- Nehemiah Receives Protection from the King
Furthermore I said to the king, “If it pleases the king, let letters be given to me for the governors of the region beyond the River, that they must permit me to pass through till I come to Judah.” (2:7)
- Nehemiah Receives Provisions from the King
“…and a letter to Asaph the keeper of the king’s forest, that he must give me timber to make beams for the gates of the citadel which pertains to the temple, for the city wall, and for the house that I will occupy.”
And the king granted them to me according to the good hand of my God upon me. (2:8)
From the story of Nehemiah, we are assured that if God calls us to a task, He will open the way for us, He will provide protection and He will make full provision, for He ‘supplies all our need according to His riches in Christ Jesus’ Philippians 4:19
Dr Verghese Philip of Christian Medical College, Vellore calls this ‘the Law of Resources’…”when you have a passion for something, you will find that the all the forces of heaven and earth conspire to make your passion a reality. God moves people and resources to catapult you forward. Not only that – as your mind gets focused on the one thing, you will be given more and more of mental capabilities, stamina, energy and determination to make that happen.”
- Nehemiah Assesses the state of the Walls of Jerusalem and plans the Rebuilding of the Walls
So I came to Jerusalem and was there three days. Then I arose in the night, I and a few men with me; I told no one what my God had put in my heart to do at Jerusalem; nor was there any animal with me, except the one on which I rode. And I went out by night through the Valley Gate to the Serpent Well and the Refuse Gate, and viewed the walls of Jerusalem which were broken down and its gates which were burned with fire…(2:11-13; read also 2:14-17)
Leadership requires the presence of others – the people one is leading. And yet, a leader must embrace solitude – being alone as he honestly looks at the enormity of the task; and then being alone with God, seeking for wisdom to enthuse those he leads with the vision he has for the task God has given him.
- Nehemiah Receives Commitment from the Jews in Jerusalem

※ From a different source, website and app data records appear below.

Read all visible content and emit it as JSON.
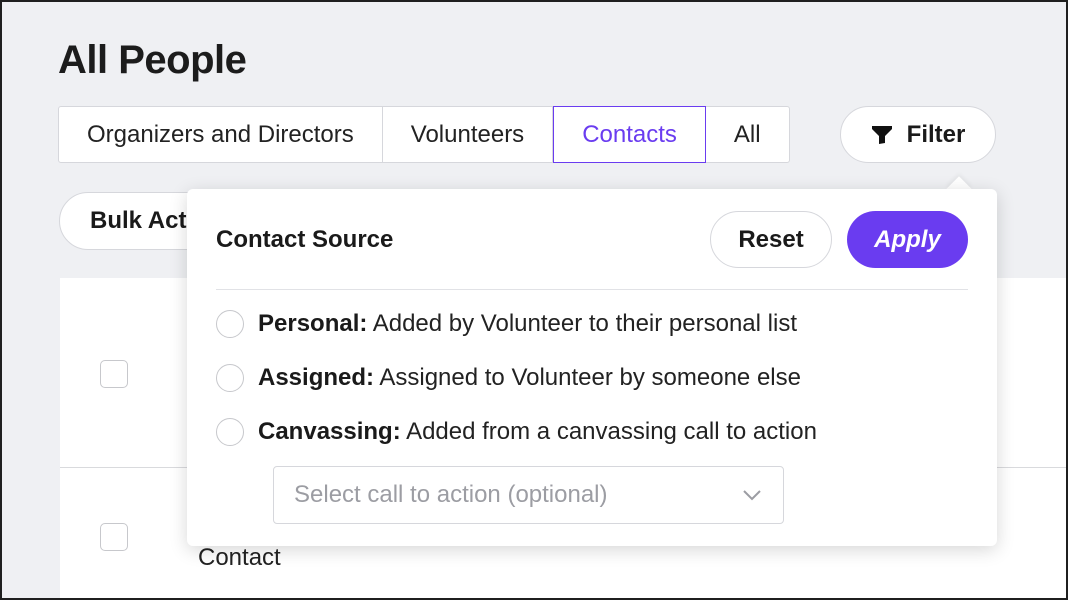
{
  "page": {
    "title": "All People"
  },
  "tabs": [
    {
      "label": "Organizers and Directors"
    },
    {
      "label": "Volunteers"
    },
    {
      "label": "Contacts",
      "active": true
    },
    {
      "label": "All"
    }
  ],
  "filter": {
    "label": "Filter",
    "icon": "funnel-icon"
  },
  "bulk": {
    "label": "Bulk Acti"
  },
  "table": {
    "row2_text": "Contact"
  },
  "popover": {
    "title": "Contact Source",
    "reset_label": "Reset",
    "apply_label": "Apply",
    "options": [
      {
        "label": "Personal:",
        "desc": "Added by Volunteer to their personal list"
      },
      {
        "label": "Assigned:",
        "desc": "Assigned to Volunteer by someone else"
      },
      {
        "label": "Canvassing:",
        "desc": "Added from a canvassing call to action"
      }
    ],
    "select_placeholder": "Select call to action (optional)"
  },
  "colors": {
    "accent": "#6a3cf0",
    "background": "#eff0f3"
  }
}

Then I said to them (the Jews, the priests, the nobles, the officials, the others who did the work), “You see the distress that we are in, how Jerusalem lies waste, and its gates are burned with fire. Come and let us build the wall of Jerusalem, that we may no longer be a reproach.” And I told them of the hand of my God which had been good upon me, and also of the king’s words that he had spoken to me.

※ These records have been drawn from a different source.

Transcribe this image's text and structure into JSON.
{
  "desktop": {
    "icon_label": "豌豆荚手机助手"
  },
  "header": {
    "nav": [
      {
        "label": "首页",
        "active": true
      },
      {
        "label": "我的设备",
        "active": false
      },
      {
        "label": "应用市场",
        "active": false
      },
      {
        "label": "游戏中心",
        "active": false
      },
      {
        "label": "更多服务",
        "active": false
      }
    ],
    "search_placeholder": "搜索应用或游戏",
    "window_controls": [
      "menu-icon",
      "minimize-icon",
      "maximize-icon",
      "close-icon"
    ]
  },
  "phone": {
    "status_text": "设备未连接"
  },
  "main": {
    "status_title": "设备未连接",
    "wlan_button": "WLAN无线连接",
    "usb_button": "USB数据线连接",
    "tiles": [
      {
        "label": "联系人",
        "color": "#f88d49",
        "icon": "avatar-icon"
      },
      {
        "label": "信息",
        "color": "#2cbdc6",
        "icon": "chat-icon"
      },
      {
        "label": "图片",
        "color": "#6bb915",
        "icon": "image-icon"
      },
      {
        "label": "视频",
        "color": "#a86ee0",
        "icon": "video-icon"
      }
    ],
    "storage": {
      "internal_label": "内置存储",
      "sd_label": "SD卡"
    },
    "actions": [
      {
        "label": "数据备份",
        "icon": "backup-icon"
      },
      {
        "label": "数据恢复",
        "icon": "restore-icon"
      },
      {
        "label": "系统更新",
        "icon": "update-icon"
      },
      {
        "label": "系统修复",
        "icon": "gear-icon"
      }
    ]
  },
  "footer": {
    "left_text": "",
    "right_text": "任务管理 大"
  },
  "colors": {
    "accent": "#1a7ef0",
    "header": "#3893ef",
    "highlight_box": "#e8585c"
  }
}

Before asking for a commitment from his people, Nehemiah…
- Lays before them the enormity of the task (good leaders are honest with their people).
- Encourages the people that this is God’s will and that He has made provision through the King of Persia (a good leader reminds his people that their confidence is in God, not in themselves).

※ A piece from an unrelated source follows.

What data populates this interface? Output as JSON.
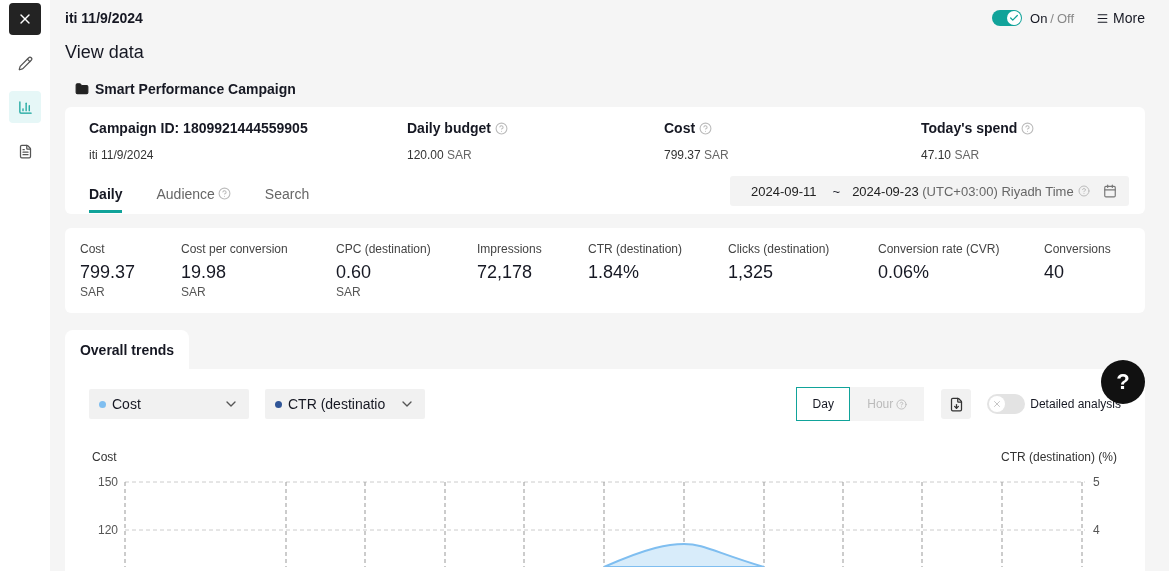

- Asks for their response.
So they said, “Let us rise up and build.” Then they set their hands to this good work. (2:17-19)
All work that God asks us to do is ‘a good work’. When it is His will, He provides resources and protection.
And God is able to make all grace abound toward you; that ye, always having all sufficiency in all things, may abound to every good work. 2 Corinthians 9:8
And yet, God’s greatest desire for us is not the tasks He asks us to do for the church. His greatest desire for us is our sanctification (1 Thessalonians 4:3). For this task, the greatest battle we have to fight is ‘self’; Satan uses our selfishness and self-centredness to make us fail and fall. But God has promised to provide protection from the Evil One and resources of righteousness through the mighty power of the Holy Spirit as we commit ourselves to Him each day.
Now may the God of peace Himself sanctify you completely; and may your whole spirit, soul, and body be preserved blameless at the coming of our Lord Jesus Christ. He who calls you is faithful, who also will do it. 1 Thessalonians 5:23, 24